Cab drivers are finally getting the message - and getting off of their cellphones.
Taxi passengers have long complained about drivers who yap their way through fares, paying little attention to the road and even less to the folks in the back seat. But complaints have dropped dramatically since 2007, according to the New York Post. Cabbies are not supposed to gab on their mobiles - even with a hands-free device - while in traffic, unless it is an emergency. Two years ago, there were 391 complaints about gabby cabbies, prompting the city to crack down.
"Our strong enforcement efforts ... are contributing to a downward trend of complaints so far this year," Taxi & Limousine Commissioner Matthew Daus told the Post, noting that complaints are on pace to reach 285 this year.
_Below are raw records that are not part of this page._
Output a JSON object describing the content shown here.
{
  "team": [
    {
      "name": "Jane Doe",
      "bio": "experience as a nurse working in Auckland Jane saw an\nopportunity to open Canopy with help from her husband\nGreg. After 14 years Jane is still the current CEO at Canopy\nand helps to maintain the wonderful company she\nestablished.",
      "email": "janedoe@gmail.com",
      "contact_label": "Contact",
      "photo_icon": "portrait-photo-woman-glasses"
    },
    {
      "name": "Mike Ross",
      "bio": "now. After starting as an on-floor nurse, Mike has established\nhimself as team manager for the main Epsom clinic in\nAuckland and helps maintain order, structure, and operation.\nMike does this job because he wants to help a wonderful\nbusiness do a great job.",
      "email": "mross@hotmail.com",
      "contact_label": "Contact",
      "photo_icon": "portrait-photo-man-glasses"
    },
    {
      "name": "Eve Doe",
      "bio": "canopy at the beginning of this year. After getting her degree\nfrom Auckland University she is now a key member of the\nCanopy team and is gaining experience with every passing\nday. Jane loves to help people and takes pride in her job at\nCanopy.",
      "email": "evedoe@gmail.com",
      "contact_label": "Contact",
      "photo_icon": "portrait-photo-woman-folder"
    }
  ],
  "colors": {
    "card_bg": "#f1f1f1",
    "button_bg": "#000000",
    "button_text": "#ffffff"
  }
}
Terry Gelber, off Master Cabbie Taxi Academy, said drivers who take his classes are getting heavily schooled on the cellphone rules. But what may have had the biggest impact on hacks was the TLC making clear how serious it is about ending phone talking in traffic. Last month, the agency floated the idea of scrambling drivers' cell signals, making it impossible for them to yap from behind the wheel.
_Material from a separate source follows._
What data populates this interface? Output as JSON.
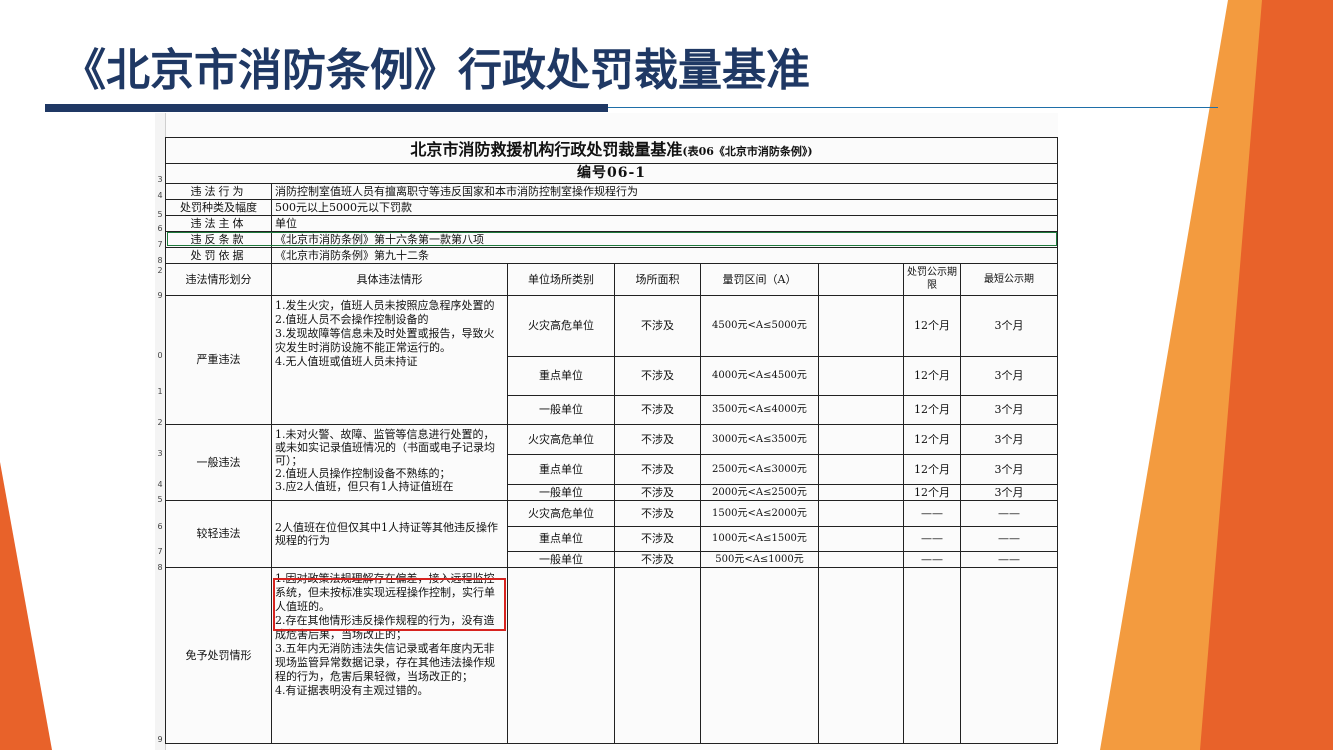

That plan, which was first reported in the Daily News, is still in the conceptual stage. It would block talking in the front seat, but leave passengers free to talk on their cellphones.